A July 14 proposed House Oversight and Government Reform committee report stated that, in the wake of the death of former pro football player and Army Cpl. Pat Tillman in Afghanistan in April 2004, then-White House senior adviser Karl Rove asked Ron Fournier, then a reporter for the AP, and now its acting Washington bureau chief: "How does our country continue to produce men and women like [Tillman]?" As noted by the TPM Muckraker blog, according to the report, Fournier replied, "The Lord creates men and women like this all over the world. But only the great and free countries allow them to flourish. Keep up the fight." In an article about the congressional report, the AP reported that Fournier said the following:
I was an AP political reporter at the time of the 2004 e-mail exchange, and was interacting with a source, a top aide to the president, in the course of following an important and compelling story. I regret the breezy nature of the correspondence.
Fournier apparently offered no explanation for his statement to Rove to"[k]eep up the fight."
In a June 2007 essay in the AP's internal newsletter on how to fulfill reporters' "obligation" to "hold public officials accountable," Fournier wrote that "[w]e can and we must not only tell people what happened in politics today, but why it happened; what it might mean for our readers and their families and what it might reveal about the people who presume to be our leaders." In the essay, titled "Accountability Journalism: Liberating reporters and the truth," he stated that AP journalists should "[w]rite with authority," explaining that "[t]he AP's hard-earned reputation for fairness and nonpartisanship must not be used as an excuse for fuzzy language when a clear voice is demanded nor should it force us to give both sides of a story equal play when one side is plainly wrong." He continued:
Shortly after Katrina struck, I dutifully reported that President Bush had said nobody anticipated the breach of the levees. In fact, many experts had predicted a major storm would bust New Orleans' flood-control barriers. In the past, that's all I would have written; readers would get both sides of the story and then be expected to draw their own conclusion. This time, I went a step further and simply wrote: He was wrong." Why not? Why force the readers to read between carefully parsed lines when the facts are clear? Why not just get to the point? The president of the United States was wrong. The governor lied. The congressman broke his promise. The preacher, the CEO, the banker, the coach, or whomever, failed. Don't mince words. John Dowling put it this way in a note to me: "We can write with authority when we've got the facts that let us say unequivocally what happened. Too often we depend on the government and its critics to tell us what happened, and we end up with he said/she said stories that never get to the bottom line. [no closing quote in original]
From the proposed House Oversight and Government Reform committee report, which has not been voted on by the committee (footnotes omitted):

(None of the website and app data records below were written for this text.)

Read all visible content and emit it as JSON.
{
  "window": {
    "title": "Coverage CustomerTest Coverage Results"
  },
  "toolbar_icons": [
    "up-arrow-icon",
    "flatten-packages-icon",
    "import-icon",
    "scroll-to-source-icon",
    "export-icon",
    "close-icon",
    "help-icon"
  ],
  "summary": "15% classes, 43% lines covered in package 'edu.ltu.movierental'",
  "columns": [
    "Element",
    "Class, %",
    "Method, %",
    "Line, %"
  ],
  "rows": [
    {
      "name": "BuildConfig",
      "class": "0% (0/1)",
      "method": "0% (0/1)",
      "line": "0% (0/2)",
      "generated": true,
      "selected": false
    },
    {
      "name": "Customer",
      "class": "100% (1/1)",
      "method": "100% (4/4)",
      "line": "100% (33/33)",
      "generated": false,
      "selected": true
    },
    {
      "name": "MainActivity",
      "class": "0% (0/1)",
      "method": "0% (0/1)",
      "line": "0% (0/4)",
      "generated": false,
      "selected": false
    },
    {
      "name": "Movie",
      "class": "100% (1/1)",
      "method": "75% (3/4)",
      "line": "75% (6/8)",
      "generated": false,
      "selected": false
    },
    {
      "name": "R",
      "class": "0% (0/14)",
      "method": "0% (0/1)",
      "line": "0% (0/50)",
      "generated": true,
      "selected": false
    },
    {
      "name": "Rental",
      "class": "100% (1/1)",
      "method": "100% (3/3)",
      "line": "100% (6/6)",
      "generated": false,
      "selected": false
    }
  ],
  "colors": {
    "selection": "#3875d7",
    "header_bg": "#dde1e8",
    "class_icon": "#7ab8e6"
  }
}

Several high-level staff members of President Bush's reelection campaign contacted White House officials to suggest public responses to Corporal Tillman's death. Matthew Dowd, the campaign's chief strategist, sent an e-mail to Mr. Bartlett, writing, "You hear about pat tilman? Potus should call his family or go to Arizona or his hometown."
Mark McKinnon, the campaign's media advisor, also e-mailed Mr. Bartlett, saying: "Realize President really shouldn't do anything that he hasn't done for any other soldier killed in the military, but certainly think he could say something about he exemplifies the ultimate in humility, heroism and sacrifice."
Commentators and reporters contacted the White House to offer advice. For example, Wall Street Journal columnist Peggy Noonan e-mailed the White House's Director of Strategic Initiatives, Peter Wehner, recommending that he "find out what faith Tillman practiced and have the president go by that church and light a candle or say a prayer." Karl Rove exchanged e-mails about Pat Tillman with Associated Press reporter Ron Fournier, under the subject line "H-E-R-O." In response to Mr. Fournier's e-mail, Mr. Rove asked, "How does our country continue to produce men and women like this," to which Mr. Fournier replied, "The Lord creates men and women like this all over the world. But only the great and free countries allow them to flourish. Keep up the fight."
In total, the White House staff sent or received nearly 200 e-mails relating to Corporal Tillman's death on April 23, 2004.